◆ Exercise requirements ◆
What lines in this listing contain the string "also"? Report each one by copying it.

◆ Data supplied ◆
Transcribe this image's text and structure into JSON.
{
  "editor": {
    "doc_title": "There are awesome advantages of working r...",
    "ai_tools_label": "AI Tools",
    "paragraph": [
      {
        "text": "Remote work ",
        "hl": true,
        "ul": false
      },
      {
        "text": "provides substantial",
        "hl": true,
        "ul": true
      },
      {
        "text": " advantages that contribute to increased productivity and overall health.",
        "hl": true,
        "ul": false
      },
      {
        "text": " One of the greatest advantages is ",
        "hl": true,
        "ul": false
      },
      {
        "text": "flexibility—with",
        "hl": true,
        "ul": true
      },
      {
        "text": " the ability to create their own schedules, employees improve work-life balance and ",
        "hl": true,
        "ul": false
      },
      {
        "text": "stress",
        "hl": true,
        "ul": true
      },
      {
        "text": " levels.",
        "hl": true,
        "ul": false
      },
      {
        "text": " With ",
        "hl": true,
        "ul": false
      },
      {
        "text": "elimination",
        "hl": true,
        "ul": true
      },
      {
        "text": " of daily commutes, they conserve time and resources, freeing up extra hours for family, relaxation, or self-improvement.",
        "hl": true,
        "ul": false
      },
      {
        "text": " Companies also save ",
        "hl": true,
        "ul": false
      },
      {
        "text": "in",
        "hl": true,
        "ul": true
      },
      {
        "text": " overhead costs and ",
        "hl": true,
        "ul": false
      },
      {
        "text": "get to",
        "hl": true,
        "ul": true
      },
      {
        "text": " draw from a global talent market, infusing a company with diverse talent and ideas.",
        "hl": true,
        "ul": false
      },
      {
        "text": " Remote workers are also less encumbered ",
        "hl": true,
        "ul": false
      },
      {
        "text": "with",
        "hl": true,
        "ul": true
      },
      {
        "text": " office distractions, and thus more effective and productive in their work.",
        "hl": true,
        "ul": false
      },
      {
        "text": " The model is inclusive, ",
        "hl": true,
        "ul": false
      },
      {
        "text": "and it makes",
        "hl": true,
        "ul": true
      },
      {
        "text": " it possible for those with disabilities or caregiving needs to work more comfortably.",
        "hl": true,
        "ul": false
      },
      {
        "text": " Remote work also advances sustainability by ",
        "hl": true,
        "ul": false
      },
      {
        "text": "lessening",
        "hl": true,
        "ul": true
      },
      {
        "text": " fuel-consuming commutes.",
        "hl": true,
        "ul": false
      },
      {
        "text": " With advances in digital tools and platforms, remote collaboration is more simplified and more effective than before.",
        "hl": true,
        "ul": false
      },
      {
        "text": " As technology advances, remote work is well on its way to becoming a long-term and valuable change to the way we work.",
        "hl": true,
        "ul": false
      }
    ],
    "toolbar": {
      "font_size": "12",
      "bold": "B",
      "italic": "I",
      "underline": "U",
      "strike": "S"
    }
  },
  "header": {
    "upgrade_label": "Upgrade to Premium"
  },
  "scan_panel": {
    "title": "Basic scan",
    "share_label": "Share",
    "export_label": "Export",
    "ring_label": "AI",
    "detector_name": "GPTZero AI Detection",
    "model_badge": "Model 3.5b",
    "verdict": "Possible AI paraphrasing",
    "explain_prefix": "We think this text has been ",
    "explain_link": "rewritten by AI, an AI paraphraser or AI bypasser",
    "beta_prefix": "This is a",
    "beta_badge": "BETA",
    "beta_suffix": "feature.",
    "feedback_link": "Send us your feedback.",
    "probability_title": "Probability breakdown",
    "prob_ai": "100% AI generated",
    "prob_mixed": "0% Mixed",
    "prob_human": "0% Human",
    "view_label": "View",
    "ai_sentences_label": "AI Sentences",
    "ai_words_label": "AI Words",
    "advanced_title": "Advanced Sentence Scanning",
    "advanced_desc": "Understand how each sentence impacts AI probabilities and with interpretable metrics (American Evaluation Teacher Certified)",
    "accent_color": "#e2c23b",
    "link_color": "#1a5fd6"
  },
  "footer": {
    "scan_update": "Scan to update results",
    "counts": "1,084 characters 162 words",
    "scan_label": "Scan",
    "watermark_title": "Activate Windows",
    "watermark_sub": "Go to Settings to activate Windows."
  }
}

◆ Completed task ◆
        "text": " Companies also save ",
        "text": " Remote workers are also less encumbered ",
        "text": " Remote work also advances sustainability by ",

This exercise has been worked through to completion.